> Aim of the task
Which lines in the records below contain the word "老师发布岗位"? Return each of them.

Element data from apps and pages:
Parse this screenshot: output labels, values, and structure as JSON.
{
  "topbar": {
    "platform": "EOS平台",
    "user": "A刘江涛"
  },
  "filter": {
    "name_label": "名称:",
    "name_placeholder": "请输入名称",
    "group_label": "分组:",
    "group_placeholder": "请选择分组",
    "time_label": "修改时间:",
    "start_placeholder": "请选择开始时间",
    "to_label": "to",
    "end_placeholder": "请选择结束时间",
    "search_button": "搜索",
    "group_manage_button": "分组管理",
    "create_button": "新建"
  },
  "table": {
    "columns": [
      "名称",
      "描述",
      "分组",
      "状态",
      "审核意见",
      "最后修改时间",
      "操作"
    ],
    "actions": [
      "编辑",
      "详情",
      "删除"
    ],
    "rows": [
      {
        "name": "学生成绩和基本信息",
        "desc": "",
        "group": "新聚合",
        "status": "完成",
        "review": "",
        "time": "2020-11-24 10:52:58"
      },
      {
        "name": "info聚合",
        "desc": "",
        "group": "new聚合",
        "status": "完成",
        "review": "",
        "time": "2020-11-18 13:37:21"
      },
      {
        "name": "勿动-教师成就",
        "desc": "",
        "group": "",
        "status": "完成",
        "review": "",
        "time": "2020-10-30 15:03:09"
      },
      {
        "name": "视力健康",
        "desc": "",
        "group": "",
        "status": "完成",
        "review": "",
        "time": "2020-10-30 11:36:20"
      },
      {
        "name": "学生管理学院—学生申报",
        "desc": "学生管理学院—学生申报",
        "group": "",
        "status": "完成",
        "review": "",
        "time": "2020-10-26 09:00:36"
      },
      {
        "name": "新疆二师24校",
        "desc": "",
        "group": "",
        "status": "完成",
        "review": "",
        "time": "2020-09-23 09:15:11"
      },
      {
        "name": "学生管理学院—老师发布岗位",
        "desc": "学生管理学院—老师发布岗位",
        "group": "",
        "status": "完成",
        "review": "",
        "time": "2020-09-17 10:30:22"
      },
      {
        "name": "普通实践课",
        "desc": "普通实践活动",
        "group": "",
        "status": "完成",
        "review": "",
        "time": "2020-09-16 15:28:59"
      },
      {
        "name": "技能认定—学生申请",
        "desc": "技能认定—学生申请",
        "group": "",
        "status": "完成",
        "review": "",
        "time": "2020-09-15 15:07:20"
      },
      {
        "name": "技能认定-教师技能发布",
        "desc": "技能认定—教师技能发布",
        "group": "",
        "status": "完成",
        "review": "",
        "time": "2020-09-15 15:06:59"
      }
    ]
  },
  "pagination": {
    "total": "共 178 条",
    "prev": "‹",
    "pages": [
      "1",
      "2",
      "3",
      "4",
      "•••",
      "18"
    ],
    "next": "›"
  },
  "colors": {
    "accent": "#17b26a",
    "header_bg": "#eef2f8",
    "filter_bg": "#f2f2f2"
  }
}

> Task response
        "name": "学生管理学院—老师发布岗位",
        "desc": "学生管理学院—老师发布岗位",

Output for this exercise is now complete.